Sunday, December 12, 2010

Andrew Hurle

Well, I might be stretching the bounds of Compressed Painting a little here. Andrew Hurle creates these amazing prints, digital works etc. by recombining photos and drawing with the clone tool. He addresses a range of social issues and phenomenon in his work, but my examples are all from his outstanding porn series.

The website has a lot of interesting stuff, especially digital art (naturally, the best kind of art to see on the web). I highly recommend having a browse.

Thursday, December 9, 2010

Michael Harrison

More pop-surrealism, I know. What can I say, it's like the voice of our generation or something. I get tired of it sometimes.

Michael Harrison puts a nice spin on clean Magritte-esque symbolism. He also has a big thing for birds and naked women.

Nathan Spoor

Finding your way through Nathan Spoor's illustrations gives you a wonderful feeling of secret knowledge, like reading the Narnia books for the first time as a child, or staking out an anthill as your private kingdom.

Monday, December 6, 2010

Cheryl Molnar

Cheryl Molnar explores the broad themes of the American Dream with oil and collage works on wood panels.

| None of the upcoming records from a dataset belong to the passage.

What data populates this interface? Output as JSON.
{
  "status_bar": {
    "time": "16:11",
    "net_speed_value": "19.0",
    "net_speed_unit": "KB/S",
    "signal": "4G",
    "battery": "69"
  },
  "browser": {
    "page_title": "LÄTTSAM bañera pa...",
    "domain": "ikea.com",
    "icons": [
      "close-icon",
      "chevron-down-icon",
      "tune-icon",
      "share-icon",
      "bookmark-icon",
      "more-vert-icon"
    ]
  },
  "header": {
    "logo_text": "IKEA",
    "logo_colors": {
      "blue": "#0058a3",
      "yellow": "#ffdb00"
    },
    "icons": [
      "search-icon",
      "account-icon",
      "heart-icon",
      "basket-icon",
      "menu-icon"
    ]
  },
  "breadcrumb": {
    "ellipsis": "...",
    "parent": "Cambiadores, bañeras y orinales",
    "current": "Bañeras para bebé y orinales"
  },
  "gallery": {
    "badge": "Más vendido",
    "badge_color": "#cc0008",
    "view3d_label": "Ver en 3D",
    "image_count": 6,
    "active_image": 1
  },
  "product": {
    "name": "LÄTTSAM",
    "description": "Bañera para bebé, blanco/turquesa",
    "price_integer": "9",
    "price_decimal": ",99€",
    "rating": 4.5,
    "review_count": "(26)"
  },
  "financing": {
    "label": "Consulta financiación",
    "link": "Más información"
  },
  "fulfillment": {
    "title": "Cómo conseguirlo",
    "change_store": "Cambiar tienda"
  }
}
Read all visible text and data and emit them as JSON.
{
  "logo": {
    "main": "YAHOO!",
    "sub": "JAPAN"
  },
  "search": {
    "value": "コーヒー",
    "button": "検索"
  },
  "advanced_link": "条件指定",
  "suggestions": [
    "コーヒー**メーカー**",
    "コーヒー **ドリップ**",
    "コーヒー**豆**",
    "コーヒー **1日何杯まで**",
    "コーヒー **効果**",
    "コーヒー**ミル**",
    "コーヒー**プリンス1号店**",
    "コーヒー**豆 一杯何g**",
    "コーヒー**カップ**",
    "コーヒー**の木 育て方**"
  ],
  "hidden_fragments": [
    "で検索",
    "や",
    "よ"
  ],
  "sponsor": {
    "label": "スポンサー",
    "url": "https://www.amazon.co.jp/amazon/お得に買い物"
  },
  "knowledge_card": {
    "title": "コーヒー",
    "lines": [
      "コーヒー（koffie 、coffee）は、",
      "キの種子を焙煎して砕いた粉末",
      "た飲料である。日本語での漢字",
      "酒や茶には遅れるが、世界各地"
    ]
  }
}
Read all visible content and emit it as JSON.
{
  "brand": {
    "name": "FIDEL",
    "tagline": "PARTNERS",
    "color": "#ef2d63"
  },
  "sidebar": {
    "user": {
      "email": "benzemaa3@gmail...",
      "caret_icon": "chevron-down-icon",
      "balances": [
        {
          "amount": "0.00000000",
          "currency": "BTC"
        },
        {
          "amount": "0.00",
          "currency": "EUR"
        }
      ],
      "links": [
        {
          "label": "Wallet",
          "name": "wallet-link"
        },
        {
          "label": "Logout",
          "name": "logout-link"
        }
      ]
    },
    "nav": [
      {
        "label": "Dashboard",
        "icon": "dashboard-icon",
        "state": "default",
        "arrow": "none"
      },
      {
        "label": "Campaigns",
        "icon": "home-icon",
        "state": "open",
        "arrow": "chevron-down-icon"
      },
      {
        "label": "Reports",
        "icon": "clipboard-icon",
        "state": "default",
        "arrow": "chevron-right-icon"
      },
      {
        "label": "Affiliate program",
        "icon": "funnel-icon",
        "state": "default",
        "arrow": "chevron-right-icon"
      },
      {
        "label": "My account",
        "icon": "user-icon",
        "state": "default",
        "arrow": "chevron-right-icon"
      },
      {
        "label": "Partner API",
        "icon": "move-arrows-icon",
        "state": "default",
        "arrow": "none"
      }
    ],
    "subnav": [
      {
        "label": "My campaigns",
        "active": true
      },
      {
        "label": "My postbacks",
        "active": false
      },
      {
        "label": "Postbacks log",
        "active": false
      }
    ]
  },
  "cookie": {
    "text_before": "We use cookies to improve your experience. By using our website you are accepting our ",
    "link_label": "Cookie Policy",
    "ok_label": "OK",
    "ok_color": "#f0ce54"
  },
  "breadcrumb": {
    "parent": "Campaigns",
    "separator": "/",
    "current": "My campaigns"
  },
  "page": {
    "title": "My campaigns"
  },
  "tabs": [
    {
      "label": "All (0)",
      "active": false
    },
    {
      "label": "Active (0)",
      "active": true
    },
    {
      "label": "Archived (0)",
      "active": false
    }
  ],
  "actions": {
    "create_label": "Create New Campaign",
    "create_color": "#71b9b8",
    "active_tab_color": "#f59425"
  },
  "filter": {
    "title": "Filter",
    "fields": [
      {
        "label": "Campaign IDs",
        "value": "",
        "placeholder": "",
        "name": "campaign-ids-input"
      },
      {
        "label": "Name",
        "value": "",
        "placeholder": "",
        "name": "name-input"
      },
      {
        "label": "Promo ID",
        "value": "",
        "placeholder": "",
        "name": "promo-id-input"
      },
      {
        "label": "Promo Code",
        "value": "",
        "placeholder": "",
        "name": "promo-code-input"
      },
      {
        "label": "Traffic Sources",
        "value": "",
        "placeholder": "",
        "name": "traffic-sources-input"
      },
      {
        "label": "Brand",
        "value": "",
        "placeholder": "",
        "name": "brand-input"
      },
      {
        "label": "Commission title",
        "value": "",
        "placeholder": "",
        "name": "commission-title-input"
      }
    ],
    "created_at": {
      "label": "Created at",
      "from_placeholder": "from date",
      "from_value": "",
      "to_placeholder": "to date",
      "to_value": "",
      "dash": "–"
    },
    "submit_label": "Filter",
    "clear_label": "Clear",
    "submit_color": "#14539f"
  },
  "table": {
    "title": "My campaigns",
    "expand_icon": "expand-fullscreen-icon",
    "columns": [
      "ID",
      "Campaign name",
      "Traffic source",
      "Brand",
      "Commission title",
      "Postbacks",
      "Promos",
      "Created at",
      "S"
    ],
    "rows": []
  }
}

Buddy Nestor

Buddy Nestor has this endearingly unselfconscious attitude, and it comes through in his work. He definitely proves that it's cool to like cult and horror movies and metal music and be inspired by them if you're frank about it, and accept who you are.

I mean, just listen to this quote from his website:

"Painting in isolation on the boat, showed me the calming effect that the creative process had on my mind and body.  I returned to school and received a B.A in Fine Arts.

The series I am presently working on is called, “Every Girl Goes to Hell”.  All of the models I use for these portraits are very beautiful.  However, when I paint them, they are very ugly."

Saturday, December 4, 2010

Caroline Achaintre

These hand-made wool tapestries by Caroline Achaintre have an expressionist style I wouldn't have thought possible with the gridded rows of a fabric piece, yet here they are.